[Dataset rows for apps and sites]

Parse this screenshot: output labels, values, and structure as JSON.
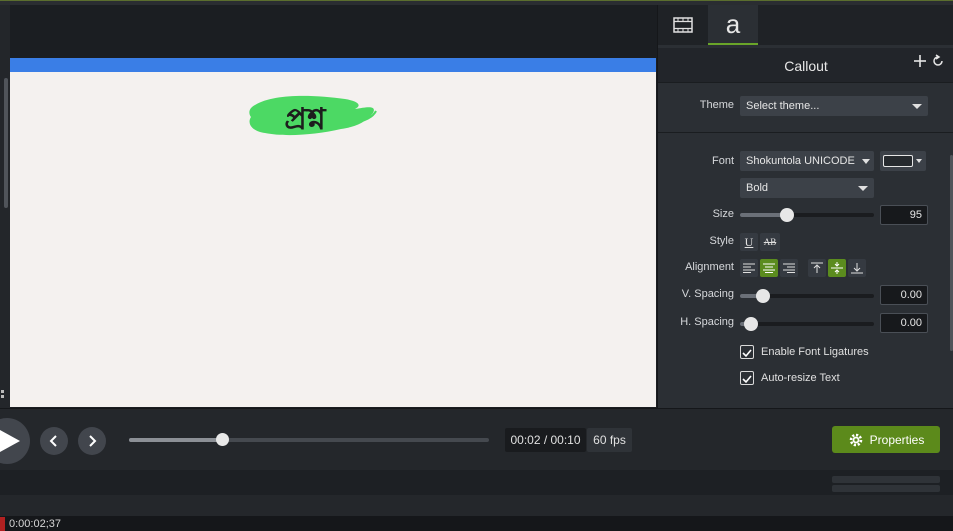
{
  "panel": {
    "tabs": [
      {
        "name": "visual-properties"
      },
      {
        "name": "text-properties",
        "label": "a"
      }
    ],
    "title": "Callout",
    "theme": {
      "label": "Theme",
      "value": "Select theme..."
    },
    "font": {
      "label": "Font",
      "value": "Shokuntola UNICODE",
      "weight": "Bold",
      "color": "#ffffff"
    },
    "size": {
      "label": "Size",
      "value": "95",
      "level": 0.35
    },
    "style": {
      "label": "Style",
      "underline": "U",
      "strike": "AB"
    },
    "alignment": {
      "label": "Alignment",
      "horizontal_selected": "center",
      "vertical_selected": "middle"
    },
    "v_spacing": {
      "label": "V. Spacing",
      "value": "0.00",
      "level": 0.17
    },
    "h_spacing": {
      "label": "H. Spacing",
      "value": "0.00",
      "level": 0.08
    },
    "ligatures": {
      "label": "Enable Font Ligatures",
      "checked": true
    },
    "autoresize": {
      "label": "Auto-resize Text",
      "checked": true
    }
  },
  "canvas": {
    "callout_text": "প্রশ্ন",
    "callout_color": "#4cd964",
    "accent_bar_color": "#3a7ee6"
  },
  "playback": {
    "timecode": "00:02 / 00:10",
    "fps": "60 fps",
    "progress": 0.2,
    "properties_label": "Properties"
  },
  "timeline": {
    "playhead_time": "0:00:02;37"
  }
}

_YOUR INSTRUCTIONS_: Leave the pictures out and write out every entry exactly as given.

_TASK RESULT_:
Parse this screenshot: output labels, values, and structure as JSON.
{
  "panel": {
    "tabs": [
      {
        "name": "visual-properties"
      },
      {
        "name": "text-properties",
        "label": "a"
      }
    ],
    "title": "Callout",
    "theme": {
      "label": "Theme",
      "value": "Select theme..."
    },
    "font": {
      "label": "Font",
      "value": "Shokuntola UNICODE",
      "weight": "Bold",
      "color": "#ffffff"
    },
    "size": {
      "label": "Size",
      "value": "95",
      "level": 0.35
    },
    "style": {
      "label": "Style",
      "underline": "U",
      "strike": "AB"
    },
    "alignment": {
      "label": "Alignment",
      "horizontal_selected": "center",
      "vertical_selected": "middle"
    },
    "v_spacing": {
      "label": "V. Spacing",
      "value": "0.00",
      "level": 0.17
    },
    "h_spacing": {
      "label": "H. Spacing",
      "value": "0.00",
      "level": 0.08
    },
    "ligatures": {
      "label": "Enable Font Ligatures",
      "checked": true
    },
    "autoresize": {
      "label": "Auto-resize Text",
      "checked": true
    }
  },
  "canvas": {
    "callout_text": "প্রশ্ন",
    "callout_color": "#4cd964",
    "accent_bar_color": "#3a7ee6"
  },
  "playback": {
    "timecode": "00:02 / 00:10",
    "fps": "60 fps",
    "progress": 0.2,
    "properties_label": "Properties"
  },
  "timeline": {
    "playhead_time": "0:00:02;37"
  }
}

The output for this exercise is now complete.